> **Exercise input**
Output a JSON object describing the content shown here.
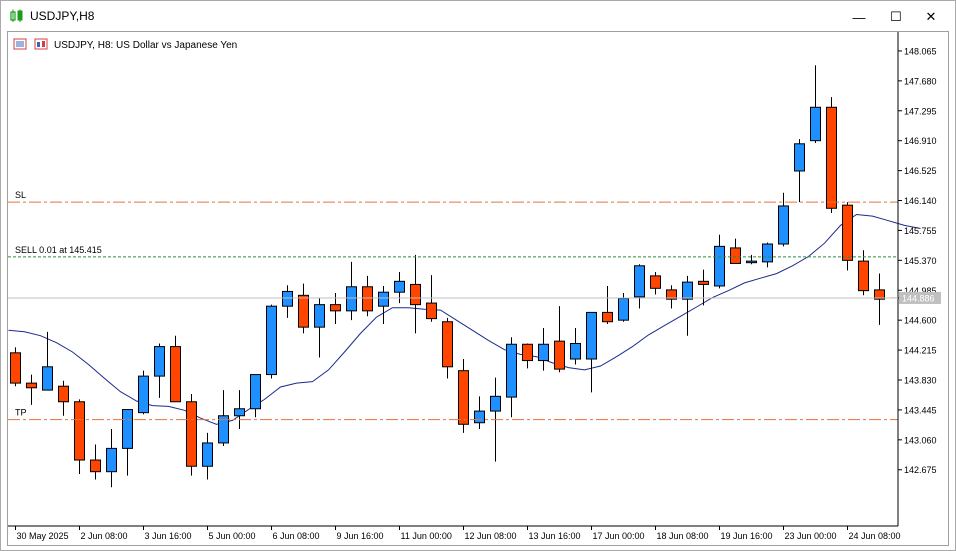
{
  "window": {
    "title": "USDJPY,H8"
  },
  "chart_header": {
    "text": "USDJPY, H8:  US Dollar vs Japanese Yen"
  },
  "window_buttons": {
    "minimize": "—",
    "maximize": "☐",
    "close": "✕"
  },
  "price_badge": "144.886",
  "trade_lines": {
    "sl": {
      "label": "SL",
      "price": 146.12,
      "color": "#e8743b"
    },
    "sell": {
      "label": "SELL 0.01 at 145.415",
      "price": 145.415,
      "color": "#2e8b3e"
    },
    "tp": {
      "label": "TP",
      "price": 143.32,
      "color": "#e8743b"
    }
  },
  "colors": {
    "bull": "#1e90ff",
    "bear": "#ff4500",
    "ma": "#1c2a8c",
    "bid_line": "#c0c0c0"
  },
  "chart_data": {
    "type": "candlestick",
    "symbol": "USDJPY",
    "timeframe": "H8",
    "ylim": [
      142.35,
      148.18
    ],
    "y_ticks": [
      "148.065",
      "147.680",
      "147.295",
      "146.910",
      "146.525",
      "146.140",
      "145.755",
      "145.370",
      "144.985",
      "144.600",
      "144.215",
      "143.830",
      "143.445",
      "143.060",
      "142.675"
    ],
    "x_ticks": [
      "30 May 2025",
      "2 Jun 08:00",
      "3 Jun 16:00",
      "5 Jun 00:00",
      "6 Jun 08:00",
      "9 Jun 16:00",
      "11 Jun 00:00",
      "12 Jun 08:00",
      "13 Jun 16:00",
      "17 Jun 00:00",
      "18 Jun 08:00",
      "19 Jun 16:00",
      "23 Jun 00:00",
      "24 Jun 08:00"
    ],
    "x_tick_index": [
      0,
      4,
      8,
      12,
      16,
      20,
      24,
      28,
      32,
      36,
      40,
      44,
      48,
      52
    ],
    "candles": [
      {
        "o": 144.18,
        "h": 144.25,
        "l": 143.75,
        "c": 143.79
      },
      {
        "o": 143.79,
        "h": 143.9,
        "l": 143.51,
        "c": 143.73
      },
      {
        "o": 143.7,
        "h": 144.45,
        "l": 143.7,
        "c": 144.0
      },
      {
        "o": 143.75,
        "h": 143.82,
        "l": 143.37,
        "c": 143.55
      },
      {
        "o": 143.55,
        "h": 143.58,
        "l": 142.62,
        "c": 142.8
      },
      {
        "o": 142.8,
        "h": 143.0,
        "l": 142.55,
        "c": 142.65
      },
      {
        "o": 142.65,
        "h": 143.2,
        "l": 142.45,
        "c": 142.95
      },
      {
        "o": 142.95,
        "h": 143.45,
        "l": 142.6,
        "c": 143.45
      },
      {
        "o": 143.41,
        "h": 143.95,
        "l": 143.39,
        "c": 143.88
      },
      {
        "o": 143.88,
        "h": 144.3,
        "l": 143.6,
        "c": 144.26
      },
      {
        "o": 144.26,
        "h": 144.4,
        "l": 143.64,
        "c": 143.55
      },
      {
        "o": 143.55,
        "h": 143.65,
        "l": 142.6,
        "c": 142.72
      },
      {
        "o": 142.72,
        "h": 143.15,
        "l": 142.55,
        "c": 143.02
      },
      {
        "o": 143.02,
        "h": 143.7,
        "l": 142.98,
        "c": 143.37
      },
      {
        "o": 143.37,
        "h": 143.7,
        "l": 143.2,
        "c": 143.46
      },
      {
        "o": 143.46,
        "h": 143.9,
        "l": 143.35,
        "c": 143.9
      },
      {
        "o": 143.9,
        "h": 144.8,
        "l": 143.85,
        "c": 144.78
      },
      {
        "o": 144.78,
        "h": 145.05,
        "l": 144.63,
        "c": 144.97
      },
      {
        "o": 144.92,
        "h": 145.07,
        "l": 144.43,
        "c": 144.51
      },
      {
        "o": 144.51,
        "h": 144.88,
        "l": 144.12,
        "c": 144.8
      },
      {
        "o": 144.8,
        "h": 144.95,
        "l": 144.55,
        "c": 144.72
      },
      {
        "o": 144.72,
        "h": 145.35,
        "l": 144.6,
        "c": 145.03
      },
      {
        "o": 145.03,
        "h": 145.17,
        "l": 144.65,
        "c": 144.72
      },
      {
        "o": 144.78,
        "h": 145.04,
        "l": 144.55,
        "c": 144.96
      },
      {
        "o": 144.96,
        "h": 145.22,
        "l": 144.82,
        "c": 145.1
      },
      {
        "o": 145.06,
        "h": 145.44,
        "l": 144.43,
        "c": 144.8
      },
      {
        "o": 144.82,
        "h": 145.18,
        "l": 144.58,
        "c": 144.62
      },
      {
        "o": 144.58,
        "h": 144.63,
        "l": 143.85,
        "c": 144.0
      },
      {
        "o": 143.95,
        "h": 144.1,
        "l": 143.15,
        "c": 143.26
      },
      {
        "o": 143.28,
        "h": 143.62,
        "l": 143.2,
        "c": 143.43
      },
      {
        "o": 143.43,
        "h": 143.86,
        "l": 142.78,
        "c": 143.62
      },
      {
        "o": 143.61,
        "h": 144.38,
        "l": 143.35,
        "c": 144.29
      },
      {
        "o": 144.29,
        "h": 144.3,
        "l": 143.98,
        "c": 144.08
      },
      {
        "o": 144.08,
        "h": 144.5,
        "l": 143.95,
        "c": 144.29
      },
      {
        "o": 144.33,
        "h": 144.78,
        "l": 143.93,
        "c": 143.97
      },
      {
        "o": 144.1,
        "h": 144.5,
        "l": 144.03,
        "c": 144.3
      },
      {
        "o": 144.1,
        "h": 144.7,
        "l": 143.67,
        "c": 144.7
      },
      {
        "o": 144.7,
        "h": 145.04,
        "l": 144.55,
        "c": 144.58
      },
      {
        "o": 144.6,
        "h": 144.95,
        "l": 144.58,
        "c": 144.88
      },
      {
        "o": 144.9,
        "h": 145.32,
        "l": 144.75,
        "c": 145.3
      },
      {
        "o": 145.17,
        "h": 145.22,
        "l": 144.93,
        "c": 145.01
      },
      {
        "o": 144.99,
        "h": 145.05,
        "l": 144.75,
        "c": 144.87
      },
      {
        "o": 144.87,
        "h": 145.17,
        "l": 144.4,
        "c": 145.09
      },
      {
        "o": 145.1,
        "h": 145.25,
        "l": 144.79,
        "c": 145.06
      },
      {
        "o": 145.04,
        "h": 145.7,
        "l": 145.01,
        "c": 145.55
      },
      {
        "o": 145.53,
        "h": 145.65,
        "l": 145.37,
        "c": 145.33
      },
      {
        "o": 145.34,
        "h": 145.44,
        "l": 145.32,
        "c": 145.36
      },
      {
        "o": 145.35,
        "h": 145.6,
        "l": 145.28,
        "c": 145.58
      },
      {
        "o": 145.58,
        "h": 146.24,
        "l": 145.55,
        "c": 146.07
      },
      {
        "o": 146.52,
        "h": 146.93,
        "l": 146.12,
        "c": 146.87
      },
      {
        "o": 146.91,
        "h": 147.88,
        "l": 146.88,
        "c": 147.34
      },
      {
        "o": 147.34,
        "h": 147.47,
        "l": 145.98,
        "c": 146.04
      },
      {
        "o": 146.08,
        "h": 146.12,
        "l": 145.24,
        "c": 145.37
      },
      {
        "o": 145.36,
        "h": 145.5,
        "l": 144.92,
        "c": 144.98
      },
      {
        "o": 144.99,
        "h": 145.2,
        "l": 144.54,
        "c": 144.87
      },
      {
        "o": 144.88,
        "h": 144.89,
        "l": 144.88,
        "c": 144.886
      }
    ],
    "ma": [
      144.47,
      144.45,
      144.4,
      144.31,
      144.19,
      144.03,
      143.85,
      143.68,
      143.56,
      143.5,
      143.49,
      143.44,
      143.34,
      143.26,
      143.31,
      143.45,
      143.58,
      143.74,
      143.79,
      143.81,
      143.96,
      144.19,
      144.43,
      144.64,
      144.76,
      144.76,
      144.74,
      144.73,
      144.6,
      144.47,
      144.34,
      144.22,
      144.16,
      144.13,
      144.05,
      143.99,
      143.96,
      144.01,
      144.13,
      144.26,
      144.41,
      144.53,
      144.65,
      144.77,
      144.89,
      144.98,
      145.08,
      145.14,
      145.2,
      145.3,
      145.42,
      145.59,
      145.82,
      145.96,
      145.94,
      145.88,
      145.82,
      145.78
    ]
  }
}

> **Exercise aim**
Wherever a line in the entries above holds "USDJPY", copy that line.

> **Task solution**
    "title": "USDJPY,H8"
    "text": "USDJPY, H8:  US Dollar vs Japanese Yen"
    "symbol": "USDJPY",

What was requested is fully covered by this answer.